## [WHAT YOU WILL DO]
Scan the listing below and copy each line holding the word "Birthday".

-------- DATA

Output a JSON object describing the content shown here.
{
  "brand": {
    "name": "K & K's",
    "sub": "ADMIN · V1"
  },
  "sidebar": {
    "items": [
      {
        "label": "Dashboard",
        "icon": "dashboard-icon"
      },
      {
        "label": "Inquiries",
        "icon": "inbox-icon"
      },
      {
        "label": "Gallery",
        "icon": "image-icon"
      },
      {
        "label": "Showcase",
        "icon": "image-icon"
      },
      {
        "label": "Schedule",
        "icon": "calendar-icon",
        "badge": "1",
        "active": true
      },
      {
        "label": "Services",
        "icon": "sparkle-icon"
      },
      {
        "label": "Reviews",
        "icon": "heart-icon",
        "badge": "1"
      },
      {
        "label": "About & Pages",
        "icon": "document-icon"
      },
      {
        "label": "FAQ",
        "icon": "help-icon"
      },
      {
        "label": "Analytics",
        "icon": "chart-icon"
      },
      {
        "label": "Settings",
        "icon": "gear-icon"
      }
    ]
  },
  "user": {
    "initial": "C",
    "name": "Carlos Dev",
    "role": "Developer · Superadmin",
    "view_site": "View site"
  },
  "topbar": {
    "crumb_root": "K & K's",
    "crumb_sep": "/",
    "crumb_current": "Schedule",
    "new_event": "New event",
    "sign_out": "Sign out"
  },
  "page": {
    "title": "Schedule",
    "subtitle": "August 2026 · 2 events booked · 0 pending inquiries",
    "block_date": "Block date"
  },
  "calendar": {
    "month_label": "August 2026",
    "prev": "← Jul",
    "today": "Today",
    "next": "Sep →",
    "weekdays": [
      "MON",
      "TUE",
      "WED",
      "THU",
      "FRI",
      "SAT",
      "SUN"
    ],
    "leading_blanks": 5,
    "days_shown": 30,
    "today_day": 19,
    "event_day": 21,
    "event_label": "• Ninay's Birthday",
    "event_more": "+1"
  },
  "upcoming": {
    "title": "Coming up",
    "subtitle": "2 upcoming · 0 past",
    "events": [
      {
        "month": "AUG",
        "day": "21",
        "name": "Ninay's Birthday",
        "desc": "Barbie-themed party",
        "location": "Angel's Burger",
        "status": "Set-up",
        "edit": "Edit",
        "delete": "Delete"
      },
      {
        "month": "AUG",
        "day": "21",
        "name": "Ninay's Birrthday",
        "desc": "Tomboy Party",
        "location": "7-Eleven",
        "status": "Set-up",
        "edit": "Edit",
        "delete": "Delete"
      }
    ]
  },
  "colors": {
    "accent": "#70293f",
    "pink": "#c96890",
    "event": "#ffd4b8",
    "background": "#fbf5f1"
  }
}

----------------
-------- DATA

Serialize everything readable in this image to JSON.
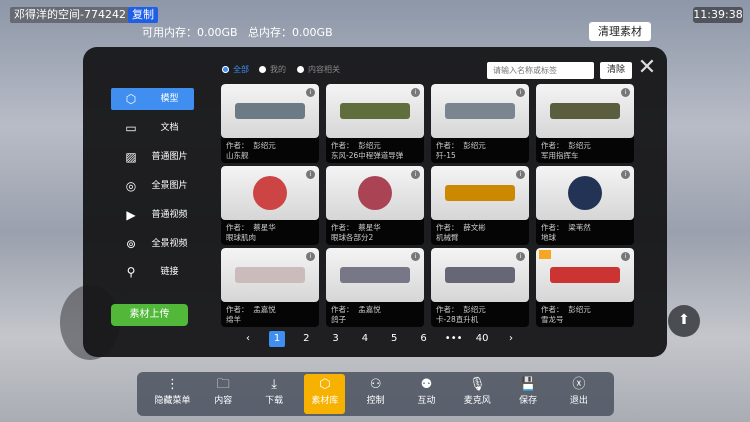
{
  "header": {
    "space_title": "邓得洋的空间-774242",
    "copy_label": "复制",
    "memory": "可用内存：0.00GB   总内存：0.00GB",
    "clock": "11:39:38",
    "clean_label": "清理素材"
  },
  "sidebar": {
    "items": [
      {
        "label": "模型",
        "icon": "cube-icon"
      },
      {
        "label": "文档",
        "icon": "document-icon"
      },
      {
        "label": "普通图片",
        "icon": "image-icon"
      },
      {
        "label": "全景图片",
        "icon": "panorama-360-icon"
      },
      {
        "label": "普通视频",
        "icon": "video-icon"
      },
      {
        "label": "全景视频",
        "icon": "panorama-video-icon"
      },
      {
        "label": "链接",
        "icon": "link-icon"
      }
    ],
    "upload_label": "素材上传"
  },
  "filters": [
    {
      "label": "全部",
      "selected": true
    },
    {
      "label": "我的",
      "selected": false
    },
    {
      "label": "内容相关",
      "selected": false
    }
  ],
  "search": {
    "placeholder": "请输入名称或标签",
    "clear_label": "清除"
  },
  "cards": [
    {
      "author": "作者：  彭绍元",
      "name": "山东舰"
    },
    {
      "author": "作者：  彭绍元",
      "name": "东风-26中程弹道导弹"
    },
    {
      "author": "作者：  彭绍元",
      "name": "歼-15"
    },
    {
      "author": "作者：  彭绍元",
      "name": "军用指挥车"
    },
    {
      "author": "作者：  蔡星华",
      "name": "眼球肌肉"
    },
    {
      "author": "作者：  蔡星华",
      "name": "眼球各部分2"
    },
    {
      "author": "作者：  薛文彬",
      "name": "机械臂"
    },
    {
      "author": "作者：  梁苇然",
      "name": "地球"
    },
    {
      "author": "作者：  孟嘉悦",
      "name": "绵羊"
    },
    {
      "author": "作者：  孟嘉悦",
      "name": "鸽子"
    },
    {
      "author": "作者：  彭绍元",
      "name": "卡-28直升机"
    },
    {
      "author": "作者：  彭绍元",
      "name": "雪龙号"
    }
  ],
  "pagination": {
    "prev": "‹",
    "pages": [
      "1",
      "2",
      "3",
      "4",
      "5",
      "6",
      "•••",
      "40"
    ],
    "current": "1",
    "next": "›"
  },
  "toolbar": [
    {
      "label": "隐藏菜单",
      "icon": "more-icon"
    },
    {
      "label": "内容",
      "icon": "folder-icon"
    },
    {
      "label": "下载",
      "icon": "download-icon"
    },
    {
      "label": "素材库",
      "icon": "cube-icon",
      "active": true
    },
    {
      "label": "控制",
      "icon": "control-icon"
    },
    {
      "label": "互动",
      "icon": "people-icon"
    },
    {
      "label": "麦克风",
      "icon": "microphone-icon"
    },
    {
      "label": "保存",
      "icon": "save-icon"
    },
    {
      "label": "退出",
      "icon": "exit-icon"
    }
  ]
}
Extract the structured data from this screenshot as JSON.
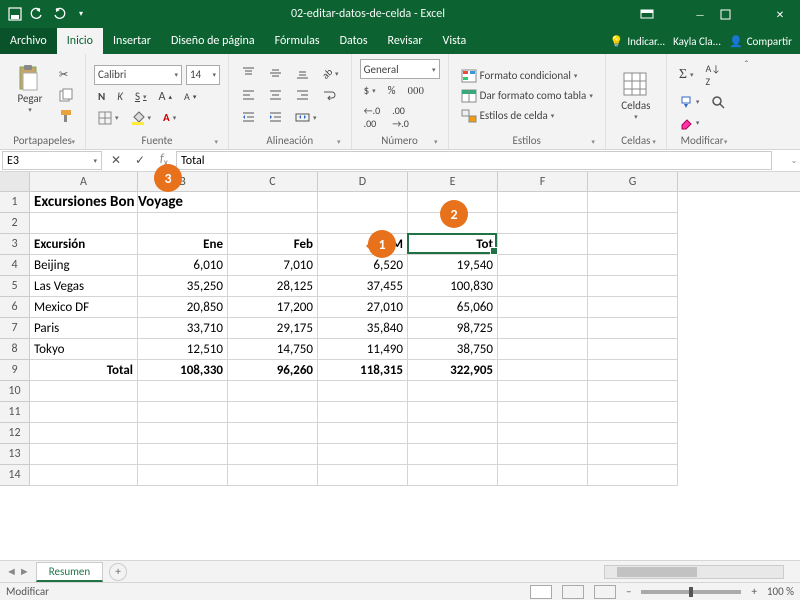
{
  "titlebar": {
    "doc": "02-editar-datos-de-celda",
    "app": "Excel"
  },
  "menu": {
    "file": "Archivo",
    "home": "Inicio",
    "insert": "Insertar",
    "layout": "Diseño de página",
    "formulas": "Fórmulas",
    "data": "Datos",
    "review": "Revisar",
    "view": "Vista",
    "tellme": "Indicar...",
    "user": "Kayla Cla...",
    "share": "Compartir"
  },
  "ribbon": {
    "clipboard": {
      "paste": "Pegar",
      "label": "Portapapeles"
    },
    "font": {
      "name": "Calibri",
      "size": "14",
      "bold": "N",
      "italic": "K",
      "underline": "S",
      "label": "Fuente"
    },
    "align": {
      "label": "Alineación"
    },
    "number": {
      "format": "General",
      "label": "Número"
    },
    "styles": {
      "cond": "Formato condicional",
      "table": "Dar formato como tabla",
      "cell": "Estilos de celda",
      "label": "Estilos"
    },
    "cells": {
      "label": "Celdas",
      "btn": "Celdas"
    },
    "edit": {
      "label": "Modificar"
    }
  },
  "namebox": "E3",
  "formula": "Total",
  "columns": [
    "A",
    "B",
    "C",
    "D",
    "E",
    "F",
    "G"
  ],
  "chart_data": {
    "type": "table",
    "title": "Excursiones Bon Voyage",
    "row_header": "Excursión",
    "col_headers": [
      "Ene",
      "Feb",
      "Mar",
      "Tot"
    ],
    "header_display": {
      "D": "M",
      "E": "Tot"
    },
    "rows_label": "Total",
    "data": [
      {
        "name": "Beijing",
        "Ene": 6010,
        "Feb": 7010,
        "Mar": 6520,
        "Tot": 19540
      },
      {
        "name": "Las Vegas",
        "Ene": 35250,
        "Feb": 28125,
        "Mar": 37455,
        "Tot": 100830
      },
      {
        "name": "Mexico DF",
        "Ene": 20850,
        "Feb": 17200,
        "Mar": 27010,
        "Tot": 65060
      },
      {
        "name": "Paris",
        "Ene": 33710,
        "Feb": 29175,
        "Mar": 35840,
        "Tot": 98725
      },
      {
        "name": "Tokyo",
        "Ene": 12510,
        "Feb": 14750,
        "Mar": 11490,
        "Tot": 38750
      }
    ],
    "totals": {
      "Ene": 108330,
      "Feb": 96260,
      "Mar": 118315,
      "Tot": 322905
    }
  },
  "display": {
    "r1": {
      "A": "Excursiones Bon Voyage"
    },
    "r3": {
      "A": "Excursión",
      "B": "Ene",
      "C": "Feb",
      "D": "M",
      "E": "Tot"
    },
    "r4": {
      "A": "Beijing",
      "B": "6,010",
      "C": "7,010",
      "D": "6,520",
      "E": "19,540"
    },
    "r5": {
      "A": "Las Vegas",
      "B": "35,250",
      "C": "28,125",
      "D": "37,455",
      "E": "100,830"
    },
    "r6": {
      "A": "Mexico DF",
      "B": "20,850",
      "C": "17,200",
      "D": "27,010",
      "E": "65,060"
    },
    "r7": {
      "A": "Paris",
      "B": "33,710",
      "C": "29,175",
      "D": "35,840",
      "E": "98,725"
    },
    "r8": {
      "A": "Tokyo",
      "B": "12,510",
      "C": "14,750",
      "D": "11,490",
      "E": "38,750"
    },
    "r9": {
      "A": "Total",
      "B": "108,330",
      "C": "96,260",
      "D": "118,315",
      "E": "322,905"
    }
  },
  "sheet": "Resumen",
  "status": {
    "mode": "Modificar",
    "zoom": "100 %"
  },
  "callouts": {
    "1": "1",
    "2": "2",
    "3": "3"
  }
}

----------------

## [REPLY]
    "event_label": "• Ninay's Birthday",
        "name": "Ninay's Birthday",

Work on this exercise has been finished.